This is not a specific question, just something I am interested to get your views on as your livlihood depends on wordpress and so does mine.
One of the things we all struggle with in the crazy world of the internet is finding ways to make a margin. How can we not applaud the transparency and the global choice we all now enjoy thanks to the internet? No one can pull the wool over anyone’s eyes these days, not so long as that person was an internet connection and a mouse. And yet, for the struggling business, this glorious world of instant price comparison makes life very tough indeed.
As a web developer I have always struggled to find a path to business valhalla – that is, where your business is making money for you whilst you sleep. My solution has been to create a hosting package which includes maintenance. It’s not a big number, around £200 – £400 per year depending on the size of the site. For this you get a bunch of stuff all principally based around security. You get a WAF for instance, regular back ups to a cloud service, an SSL and a promise, that should your site be compromised then we will restore from back up immediately then take the bad site off-line, scrub it clean, plug the hole(s) and put it back up again. Also, your site gets checked by a human-being (me!) twice a week and any plugins, themes and WP versions that need updating get done.
But here’s the thing, in essence I have monitized something that, in an ideal world, shouldn’t be happening. What I am actually saying to my clients (obviously I don’t actually say this!) is I have built you a website that, in it’s native state, is about as secure a wet paper bag. Oh, and on top of this it’s bulky and has the load speed of a three legged tortoise. But don’t worry, pay me and I’ll make sure none of the terrible things that can and do happen, don’t. The client’s very reasonable response to this is ‘why the hell did you sell me a wet paper bag in the first place?’. Using the car analogy, I sell them a vehicle with a notoriously unreliable and horribly slow engine and then charge them a monthly fee to keep it running and fiddle around under the hood a bit to see if I can get it going a bit faster. Sounds like a right scam!
What I’m really asking of you is what is your answer to this? Why, if it’s so vulnerable and so slow, am I using WordPress to build your site and not Wix or Squarespace or Webflow or any number of ‘build your own’ solutions offered by hosting companies. I have some answers ready but I would love to know how you handle this one.
Like you, I used to offer hosting and maintenance for my clients’ sites. As WordPress evolved, it became a real hassle to stay on top of all the security fixes and performance requirements.

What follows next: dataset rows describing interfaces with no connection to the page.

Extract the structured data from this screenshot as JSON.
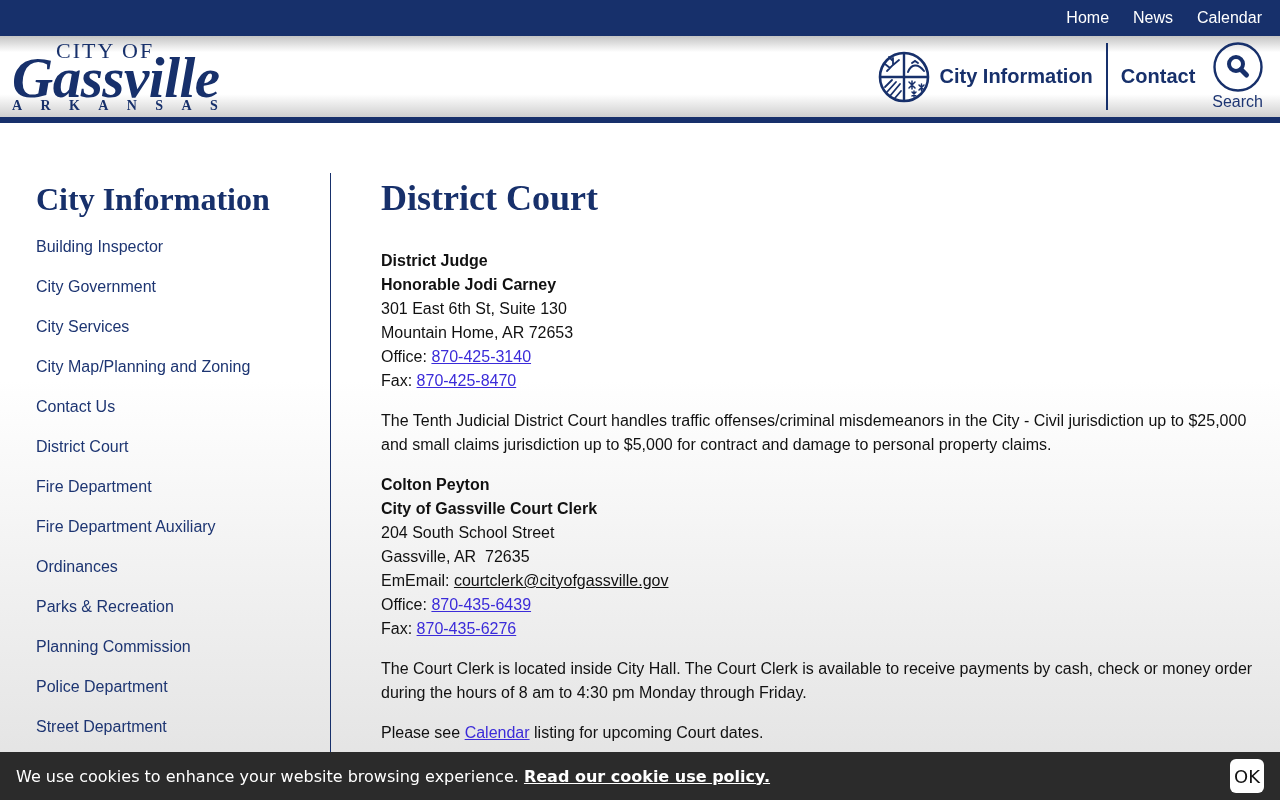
{
  "top_nav": [
    "Home",
    "News",
    "Calendar"
  ],
  "header": {
    "logo": {
      "line_1": "CITY OF",
      "line_2": "Gassville",
      "line_3": "ARKANSAS"
    },
    "nav": [
      {
        "kind": "emblem",
        "label": "City Information"
      },
      {
        "kind": "plain",
        "label": "Contact"
      }
    ],
    "search": {
      "label": "Search"
    }
  },
  "sidebar": {
    "title": "City Information",
    "items": [
      "Building Inspector",
      "City Government",
      "City Services",
      "City Map/Planning and Zoning",
      "Contact Us",
      "District Court",
      "Fire Department",
      "Fire Department Auxiliary",
      "Ordinances",
      "Parks & Recreation",
      "Planning Commission",
      "Police Department",
      "Street Department"
    ]
  },
  "content": {
    "title": "District Court",
    "blocks": [
      {
        "kind": "address",
        "lines": [
          {
            "kind": "bold",
            "text": "District Judge"
          },
          {
            "kind": "bold",
            "text": "Honorable Jodi Carney"
          },
          {
            "kind": "plain",
            "text": "301 East 6th St, Suite 130"
          },
          {
            "kind": "plain",
            "text": "Mountain Home, AR 72653"
          },
          {
            "kind": "phone",
            "label": "Office:",
            "link": "870-425-3140"
          },
          {
            "kind": "phone",
            "label": "Fax:",
            "link": "870-425-8470"
          }
        ]
      },
      {
        "kind": "paragraph",
        "parts": [
          {
            "kind": "text",
            "text": "The Tenth Judicial District Court handles traffic offenses/criminal misdemeanors in the City - Civil jurisdiction up to $25,000 and small claims jurisdiction up to $5,000 for contract and damage to personal property claims."
          }
        ]
      },
      {
        "kind": "address",
        "lines": [
          {
            "kind": "bold",
            "text": "Colton Peyton"
          },
          {
            "kind": "bold",
            "text": "City of Gassville Court Clerk"
          },
          {
            "kind": "plain",
            "text": "204 South School Street"
          },
          {
            "kind": "plain",
            "text": "Gassville, AR  72635"
          },
          {
            "kind": "email",
            "label": "EmEmail:",
            "link": "courtclerk@cityofgassville.gov"
          },
          {
            "kind": "phone",
            "label": "Office:",
            "link": "870-435-6439"
          },
          {
            "kind": "phone",
            "label": "Fax:",
            "link": "870-435-6276"
          }
        ]
      },
      {
        "kind": "paragraph",
        "parts": [
          {
            "kind": "text",
            "text": "The Court Clerk is located inside City Hall. The Court Clerk is available to receive payments by cash, check or money order during the hours of 8 am to 4:30 pm Monday through Friday."
          }
        ]
      },
      {
        "kind": "paragraph",
        "parts": [
          {
            "kind": "text",
            "text": "Please see"
          },
          {
            "kind": "link",
            "text": "Calendar"
          },
          {
            "kind": "text",
            "text": "listing for upcoming Court dates."
          }
        ]
      }
    ]
  },
  "cookie_bar": {
    "message": "We use cookies to enhance your website browsing experience.",
    "link": "Read our cookie use policy.",
    "button": "OK"
  }
}
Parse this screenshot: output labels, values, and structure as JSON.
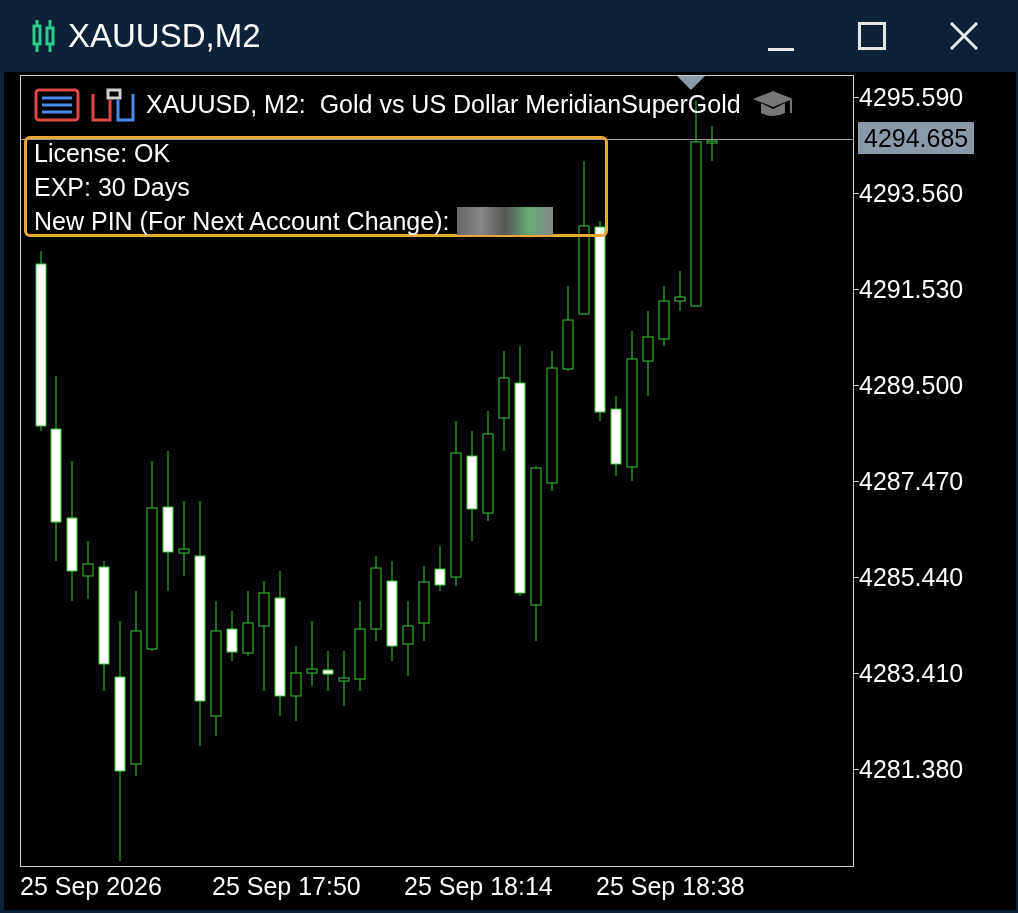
{
  "window": {
    "title": "XAUUSD,M2"
  },
  "chart": {
    "header": "XAUUSD, M2:  Gold vs US Dollar MeridianSuperGold",
    "info_panel": {
      "lines": [
        "License: OK",
        "EXP: 30 Days",
        "New PIN (For Next Account Change):"
      ]
    },
    "price_labels": [
      "4295.590",
      "4293.560",
      "4291.530",
      "4289.500",
      "4287.470",
      "4285.440",
      "4283.410",
      "4281.380"
    ],
    "current_price": "4294.685",
    "time_labels": [
      "25 Sep 2026",
      "25 Sep 17:50",
      "25 Sep 18:14",
      "25 Sep 18:38"
    ]
  }
}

Eventually, I migrated my clients to a Managed WordPress host and shut down my dedicated servers.
One of the arguments I’ve heard most often is that it’s generally not a good idea to sell your clients an ongoing maintenance solution with a single point of failure… you. If you’ve got a team of developers who can help you with this, rock on. But it’s generally better for your clients to connect them directly with a reputable host.
Or, you can partner with a Managed WordPress host like WP Engine or Flywheel, who offer white-labeled hosting. They take care of the servers, you take care of your clients, and if/when you need tech assistance, you’ve got a whole team in your corner.
These days, it’s hard to beat the performance and security provided by the top Managed WordPress hosts.
Before I migrated my personal site to Nexcess (then Liquid Web), my homepage took more than 5 seconds to load (screenshot). After migrating the site to Nexcess, I was astonished the same page loaded a whopping 4 seconds faster. (screenshot)
So, I recommend either partnering with a major WordPress host to handle the performance and security issues, or simply refer your clients to them directly. Most WordPress developers I know today opt for that route and stay out of hosting and maintenance.
Just another opinion. Hope this helps!